Throughout the Dickens essay is seen the great critical value of the work Mr. Orwell has made specially his own— the description and analysis of the physical, mental and vocal differences between the various classes of English society ; and now by examining (one shudders to think how many!) copies of The Gem, The Magnet, The Modern Boy, The Wizard, &c., he has extended his method to a kind of literature that most Spectator readers would mistakenly call ' penny dreadfuls ' ; but they cost 2d., and are largely school- stories. The amazing details must be seen either in this book or in the February Horizon, where the essay also appeared. They raise several huge questions that no teacher, writer or politician can ignore. How deep is the effect of this miserable snobbish trash on the thousands of lower- middle and working-class children who read it? Why is there no popular imaginative literature that is working-class in origin and outlook? What are the chances of breaking or circumventing the hold of the big Press combines on nearly all periodicals? What is meant by " ownership of the means of expression "? Without more detailed field-work like that of Mr. and Mrs. Leavis, Mr. Denys Thompson and Mr. Orwell it is impossible to convince people that these are genuine problems at all.
Their importance can be seen in a historical setting in the third essay, on the social implications of literaure in the 'twenties and 'thirties. The main question is, why was " the central stream of English literature " for about three years "more or less directly under Communist control "? The answer, in brief,' is that English writers were too com- fortable to assimilate the knowledge that war, revolution, exile and starvation are painful ; and that the " serious pur- pose" movement of the 'thirties was based on a kind of emotional pedantry quite alien, for instance, to the genuine honesty of belly-warm " acceptance " which Mr. Orwell finds and admires so much in Henry Miller.

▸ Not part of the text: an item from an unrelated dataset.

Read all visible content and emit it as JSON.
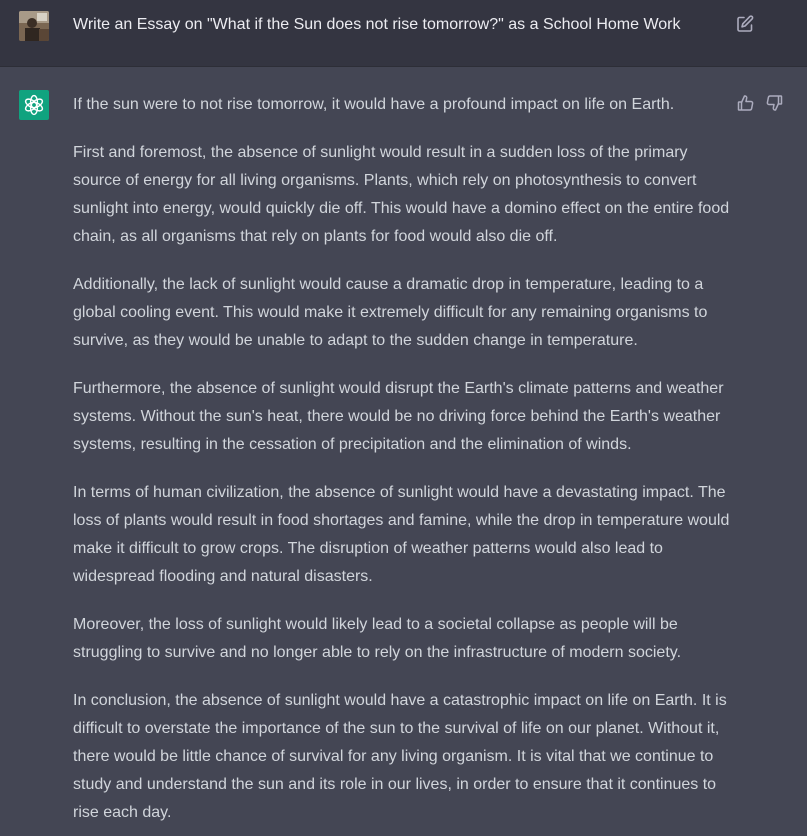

I can't endorse or comment adequately on his praise of Tropic of Cancer, which I read only once and cannot now get hold of : but if Inside the Whale is read as widely as it deserves to be, Miller should win more recognition than the law has yet allowed him.